Some of the comments I've read are great discussion points, but I am maybe most concerned by the sheer complexity of articles written by Mark and Ignatius. Great points veiled by long sentences can be lost, and simple concepts buried in eloquent paragraphs can be overlooked.
Like Ian, I have witnessed such cooperative ukemi that uke practically falls down without provocation. I do not believe you can learn ukemi by thinking about it, and I do not believe proper uke should be taught through cooperation, but through body awareness. Ukemi is about protecting your body. Sometimes ukemi is falling, sometimes ukemi is moving, and sometimes ukemi is kaishiwaza. I think we often teach ukemi as a submissive reaction to nage, and not as the appropriate body reaction to an external circumstance. I can't count the number of times when I have seen uke fall down prematurely, or cease attacking because they are waiting to be thrown, or are simply defeated because they know they aren't supposed to win. Teach ukemi to protect the body, once that task is accomplished grow into larger philosophical roles.
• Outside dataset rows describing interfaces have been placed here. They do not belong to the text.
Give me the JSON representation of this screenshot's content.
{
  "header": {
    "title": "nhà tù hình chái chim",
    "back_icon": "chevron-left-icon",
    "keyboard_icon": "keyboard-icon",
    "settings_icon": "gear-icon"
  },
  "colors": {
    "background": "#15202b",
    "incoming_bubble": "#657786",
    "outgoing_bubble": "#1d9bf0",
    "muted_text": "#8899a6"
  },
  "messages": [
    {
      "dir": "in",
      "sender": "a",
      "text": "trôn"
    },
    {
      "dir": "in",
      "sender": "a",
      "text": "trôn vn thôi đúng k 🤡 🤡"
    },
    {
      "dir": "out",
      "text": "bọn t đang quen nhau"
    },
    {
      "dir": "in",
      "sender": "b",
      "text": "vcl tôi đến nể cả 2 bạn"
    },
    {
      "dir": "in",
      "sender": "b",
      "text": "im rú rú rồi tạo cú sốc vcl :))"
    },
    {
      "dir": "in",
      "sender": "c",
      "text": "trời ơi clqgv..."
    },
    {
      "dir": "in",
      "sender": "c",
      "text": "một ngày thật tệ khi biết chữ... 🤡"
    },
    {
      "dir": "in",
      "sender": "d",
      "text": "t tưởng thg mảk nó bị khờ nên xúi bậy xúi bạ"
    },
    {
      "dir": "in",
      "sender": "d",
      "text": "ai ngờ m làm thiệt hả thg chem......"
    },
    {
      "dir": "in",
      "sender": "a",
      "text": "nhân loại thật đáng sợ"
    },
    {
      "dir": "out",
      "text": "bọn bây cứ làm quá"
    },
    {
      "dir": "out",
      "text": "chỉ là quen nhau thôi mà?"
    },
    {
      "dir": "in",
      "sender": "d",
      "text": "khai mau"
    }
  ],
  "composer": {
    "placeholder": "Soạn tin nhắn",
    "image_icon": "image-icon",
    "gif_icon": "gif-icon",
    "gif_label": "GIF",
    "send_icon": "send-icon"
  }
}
Ukemi is pretty simple. Sometimes we unnecessarily complicate matters, or worse, we cover our bad aikido by telling students they are doing bad ukemi. Bad ukemi is easy to spot - the student gets hurt. Good ukemi is easy to spot - the student does not get hurt. Then there is a large grey area where most of us train. Great writing on ukemi is a good thing, but remember those that need help most are not often advanced aikidoka capable of digesting long treatises on ukemi.